Your response should consist solely of the records, written out exactly.

Top of THE DATA

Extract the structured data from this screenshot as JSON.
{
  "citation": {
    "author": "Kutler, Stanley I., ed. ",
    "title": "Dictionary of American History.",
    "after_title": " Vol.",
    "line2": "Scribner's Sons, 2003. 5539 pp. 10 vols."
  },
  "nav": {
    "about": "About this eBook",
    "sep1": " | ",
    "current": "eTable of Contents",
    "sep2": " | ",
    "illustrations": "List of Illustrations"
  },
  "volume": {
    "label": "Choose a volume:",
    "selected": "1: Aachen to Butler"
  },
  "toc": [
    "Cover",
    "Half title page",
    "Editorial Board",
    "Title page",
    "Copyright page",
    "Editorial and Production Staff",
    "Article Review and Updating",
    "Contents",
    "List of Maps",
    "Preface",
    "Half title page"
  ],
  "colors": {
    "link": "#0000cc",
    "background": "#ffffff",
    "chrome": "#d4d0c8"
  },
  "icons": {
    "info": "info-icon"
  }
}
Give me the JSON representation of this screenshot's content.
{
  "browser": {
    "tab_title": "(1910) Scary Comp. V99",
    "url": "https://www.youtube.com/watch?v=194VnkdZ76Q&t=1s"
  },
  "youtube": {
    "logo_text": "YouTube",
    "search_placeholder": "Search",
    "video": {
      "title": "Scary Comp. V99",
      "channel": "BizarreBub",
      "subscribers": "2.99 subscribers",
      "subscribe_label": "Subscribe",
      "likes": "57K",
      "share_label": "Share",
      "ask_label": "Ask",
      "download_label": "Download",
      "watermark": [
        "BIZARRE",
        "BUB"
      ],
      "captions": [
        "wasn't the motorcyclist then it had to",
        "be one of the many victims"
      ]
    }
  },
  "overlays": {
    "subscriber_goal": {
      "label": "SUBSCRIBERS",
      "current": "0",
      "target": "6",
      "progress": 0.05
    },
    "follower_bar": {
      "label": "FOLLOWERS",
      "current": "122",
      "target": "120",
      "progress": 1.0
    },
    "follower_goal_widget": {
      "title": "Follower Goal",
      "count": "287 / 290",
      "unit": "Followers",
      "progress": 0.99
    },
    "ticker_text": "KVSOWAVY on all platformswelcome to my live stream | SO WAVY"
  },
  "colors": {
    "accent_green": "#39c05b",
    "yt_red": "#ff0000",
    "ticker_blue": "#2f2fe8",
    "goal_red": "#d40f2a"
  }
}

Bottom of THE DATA

FINISHED TASK
Extract the structured data from this screenshot as JSON.
{
  "citation": {
    "author": "Kutler, Stanley I., ed. ",
    "title": "Dictionary of American History.",
    "after_title": " Vol.",
    "line2": "Scribner's Sons, 2003. 5539 pp. 10 vols."
  },
  "nav": {
    "about": "About this eBook",
    "sep1": " | ",
    "current": "eTable of Contents",
    "sep2": " | ",
    "illustrations": "List of Illustrations"
  },
  "volume": {
    "label": "Choose a volume:",
    "selected": "1: Aachen to Butler"
  },
  "toc": [
    "Cover",
    "Half title page",
    "Editorial Board",
    "Title page",
    "Copyright page",
    "Editorial and Production Staff",
    "Article Review and Updating",
    "Contents",
    "List of Maps",
    "Preface",
    "Half title page"
  ],
  "colors": {
    "link": "#0000cc",
    "background": "#ffffff",
    "chrome": "#d4d0c8"
  },
  "icons": {
    "info": "info-icon"
  }
}
Give me the JSON representation of this screenshot's content.
{
  "browser": {
    "tab_title": "(1910) Scary Comp. V99",
    "url": "https://www.youtube.com/watch?v=194VnkdZ76Q&t=1s"
  },
  "youtube": {
    "logo_text": "YouTube",
    "search_placeholder": "Search",
    "video": {
      "title": "Scary Comp. V99",
      "channel": "BizarreBub",
      "subscribers": "2.99 subscribers",
      "subscribe_label": "Subscribe",
      "likes": "57K",
      "share_label": "Share",
      "ask_label": "Ask",
      "download_label": "Download",
      "watermark": [
        "BIZARRE",
        "BUB"
      ],
      "captions": [
        "wasn't the motorcyclist then it had to",
        "be one of the many victims"
      ]
    }
  },
  "overlays": {
    "subscriber_goal": {
      "label": "SUBSCRIBERS",
      "current": "0",
      "target": "6",
      "progress": 0.05
    },
    "follower_bar": {
      "label": "FOLLOWERS",
      "current": "122",
      "target": "120",
      "progress": 1.0
    },
    "follower_goal_widget": {
      "title": "Follower Goal",
      "count": "287 / 290",
      "unit": "Followers",
      "progress": 0.99
    },
    "ticker_text": "KVSOWAVY on all platformswelcome to my live stream | SO WAVY"
  },
  "colors": {
    "accent_green": "#39c05b",
    "yt_red": "#ff0000",
    "ticker_blue": "#2f2fe8",
    "goal_red": "#d40f2a"
  }
}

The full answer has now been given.